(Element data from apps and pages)
= = = = = = =

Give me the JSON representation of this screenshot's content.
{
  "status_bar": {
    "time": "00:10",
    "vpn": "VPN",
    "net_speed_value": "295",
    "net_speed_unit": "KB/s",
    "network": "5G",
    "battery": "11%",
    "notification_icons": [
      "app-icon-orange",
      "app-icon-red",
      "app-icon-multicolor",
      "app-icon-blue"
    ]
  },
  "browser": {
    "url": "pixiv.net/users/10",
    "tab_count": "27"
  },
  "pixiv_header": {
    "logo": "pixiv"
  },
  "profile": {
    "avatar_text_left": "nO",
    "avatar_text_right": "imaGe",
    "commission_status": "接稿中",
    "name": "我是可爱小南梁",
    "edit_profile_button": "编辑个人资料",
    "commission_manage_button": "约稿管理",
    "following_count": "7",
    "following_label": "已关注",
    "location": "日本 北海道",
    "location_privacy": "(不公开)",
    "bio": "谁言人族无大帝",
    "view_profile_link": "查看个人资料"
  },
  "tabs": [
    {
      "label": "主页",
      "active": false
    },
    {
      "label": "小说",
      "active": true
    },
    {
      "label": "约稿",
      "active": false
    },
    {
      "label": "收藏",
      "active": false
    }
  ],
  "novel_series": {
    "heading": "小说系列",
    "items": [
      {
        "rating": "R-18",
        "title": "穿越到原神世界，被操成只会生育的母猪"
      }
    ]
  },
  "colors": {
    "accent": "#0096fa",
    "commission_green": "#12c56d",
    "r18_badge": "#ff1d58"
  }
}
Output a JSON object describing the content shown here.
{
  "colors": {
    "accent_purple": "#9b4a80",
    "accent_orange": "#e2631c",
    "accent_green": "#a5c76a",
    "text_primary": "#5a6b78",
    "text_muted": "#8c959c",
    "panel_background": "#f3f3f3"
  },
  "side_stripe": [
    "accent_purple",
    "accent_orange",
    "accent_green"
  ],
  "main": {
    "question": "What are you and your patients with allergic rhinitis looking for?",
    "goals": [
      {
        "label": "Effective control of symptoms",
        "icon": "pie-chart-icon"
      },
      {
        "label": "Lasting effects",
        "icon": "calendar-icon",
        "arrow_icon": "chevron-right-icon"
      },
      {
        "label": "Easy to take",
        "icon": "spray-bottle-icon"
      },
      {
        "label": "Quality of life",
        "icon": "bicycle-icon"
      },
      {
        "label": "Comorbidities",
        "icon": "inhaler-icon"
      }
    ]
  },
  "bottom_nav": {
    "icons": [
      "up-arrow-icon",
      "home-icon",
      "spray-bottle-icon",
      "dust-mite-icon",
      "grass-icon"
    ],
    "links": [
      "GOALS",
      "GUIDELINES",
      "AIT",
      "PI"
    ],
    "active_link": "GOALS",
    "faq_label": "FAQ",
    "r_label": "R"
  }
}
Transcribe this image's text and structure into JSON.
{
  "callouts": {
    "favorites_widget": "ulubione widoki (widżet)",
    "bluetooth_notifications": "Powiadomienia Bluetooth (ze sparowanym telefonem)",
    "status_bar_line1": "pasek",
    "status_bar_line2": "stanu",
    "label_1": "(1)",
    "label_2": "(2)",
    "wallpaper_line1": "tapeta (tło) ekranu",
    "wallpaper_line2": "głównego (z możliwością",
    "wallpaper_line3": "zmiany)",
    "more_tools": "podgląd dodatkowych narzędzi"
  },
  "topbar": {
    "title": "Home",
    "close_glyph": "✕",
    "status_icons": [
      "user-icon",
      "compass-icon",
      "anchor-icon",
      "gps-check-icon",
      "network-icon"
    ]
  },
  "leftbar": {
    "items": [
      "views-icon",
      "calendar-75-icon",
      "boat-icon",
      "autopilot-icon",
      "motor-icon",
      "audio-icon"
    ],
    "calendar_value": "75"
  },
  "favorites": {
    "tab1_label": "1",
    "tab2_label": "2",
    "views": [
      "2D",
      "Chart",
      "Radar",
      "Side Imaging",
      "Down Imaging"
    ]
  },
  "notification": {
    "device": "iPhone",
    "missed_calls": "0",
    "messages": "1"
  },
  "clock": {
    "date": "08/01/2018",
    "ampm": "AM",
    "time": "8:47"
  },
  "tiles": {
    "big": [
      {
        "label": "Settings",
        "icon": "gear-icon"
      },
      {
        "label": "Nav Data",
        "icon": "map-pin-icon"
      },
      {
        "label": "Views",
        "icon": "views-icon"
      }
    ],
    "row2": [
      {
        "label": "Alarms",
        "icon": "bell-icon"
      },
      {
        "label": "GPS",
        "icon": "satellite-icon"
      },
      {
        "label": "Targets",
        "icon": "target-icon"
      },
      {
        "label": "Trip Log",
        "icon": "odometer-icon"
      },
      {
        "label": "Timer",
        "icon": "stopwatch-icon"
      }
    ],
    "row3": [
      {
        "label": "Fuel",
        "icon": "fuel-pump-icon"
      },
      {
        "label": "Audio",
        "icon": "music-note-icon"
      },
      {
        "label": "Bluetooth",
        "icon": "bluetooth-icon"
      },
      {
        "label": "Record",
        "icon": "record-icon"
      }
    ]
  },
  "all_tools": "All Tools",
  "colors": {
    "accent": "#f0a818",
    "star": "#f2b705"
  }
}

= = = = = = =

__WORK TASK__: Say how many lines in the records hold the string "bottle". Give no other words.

__SOLUTION TO THIS PROBLEM__: 2